_Problem statement_: Your answer should hold exactly the lines from the line containing "What data populates" through the end of the entries that follow.

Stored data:
Content starts

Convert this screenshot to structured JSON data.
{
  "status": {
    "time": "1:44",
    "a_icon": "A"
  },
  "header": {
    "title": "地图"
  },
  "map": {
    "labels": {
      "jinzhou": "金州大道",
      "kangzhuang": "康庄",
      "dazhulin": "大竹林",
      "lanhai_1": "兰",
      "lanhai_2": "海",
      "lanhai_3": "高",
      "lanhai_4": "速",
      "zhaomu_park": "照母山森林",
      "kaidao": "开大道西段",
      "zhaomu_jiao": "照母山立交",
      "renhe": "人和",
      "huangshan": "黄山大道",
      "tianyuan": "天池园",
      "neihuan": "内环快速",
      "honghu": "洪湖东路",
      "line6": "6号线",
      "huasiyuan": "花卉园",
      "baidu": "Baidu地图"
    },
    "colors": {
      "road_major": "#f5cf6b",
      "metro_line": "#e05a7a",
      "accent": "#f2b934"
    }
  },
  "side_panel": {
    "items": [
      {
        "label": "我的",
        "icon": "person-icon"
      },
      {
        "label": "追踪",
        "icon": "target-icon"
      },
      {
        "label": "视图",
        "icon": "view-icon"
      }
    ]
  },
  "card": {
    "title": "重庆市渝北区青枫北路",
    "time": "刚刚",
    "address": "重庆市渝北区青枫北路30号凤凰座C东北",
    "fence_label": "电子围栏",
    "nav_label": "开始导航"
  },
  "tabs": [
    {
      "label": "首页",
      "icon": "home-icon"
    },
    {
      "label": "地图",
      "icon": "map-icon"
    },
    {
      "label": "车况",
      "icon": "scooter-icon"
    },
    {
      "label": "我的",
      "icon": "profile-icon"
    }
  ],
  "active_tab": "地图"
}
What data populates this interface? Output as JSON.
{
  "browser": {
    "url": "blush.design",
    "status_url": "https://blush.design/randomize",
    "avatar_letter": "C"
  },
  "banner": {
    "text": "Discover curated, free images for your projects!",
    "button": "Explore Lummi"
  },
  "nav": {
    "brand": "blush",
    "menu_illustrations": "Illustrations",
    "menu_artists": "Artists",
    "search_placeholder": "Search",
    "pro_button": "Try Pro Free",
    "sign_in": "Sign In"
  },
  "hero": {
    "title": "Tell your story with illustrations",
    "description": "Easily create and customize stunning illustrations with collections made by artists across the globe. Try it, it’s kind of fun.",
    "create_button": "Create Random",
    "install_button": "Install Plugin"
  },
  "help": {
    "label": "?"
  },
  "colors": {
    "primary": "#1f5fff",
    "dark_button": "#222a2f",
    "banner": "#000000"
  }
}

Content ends

_Result of this exercise_:
What data populates this interface? Output as JSON.
{
  "browser": {
    "url": "blush.design",
    "status_url": "https://blush.design/randomize",
    "avatar_letter": "C"
  },
  "banner": {
    "text": "Discover curated, free images for your projects!",
    "button": "Explore Lummi"
  },
  "nav": {
    "brand": "blush",
    "menu_illustrations": "Illustrations",
    "menu_artists": "Artists",
    "search_placeholder": "Search",
    "pro_button": "Try Pro Free",
    "sign_in": "Sign In"
  },
  "hero": {
    "title": "Tell your story with illustrations",
    "description": "Easily create and customize stunning illustrations with collections made by artists across the globe. Try it, it’s kind of fun.",
    "create_button": "Create Random",
    "install_button": "Install Plugin"
  },
  "help": {
    "label": "?"
  },
  "colors": {
    "primary": "#1f5fff",
    "dark_button": "#222a2f",
    "banner": "#000000"
  }
}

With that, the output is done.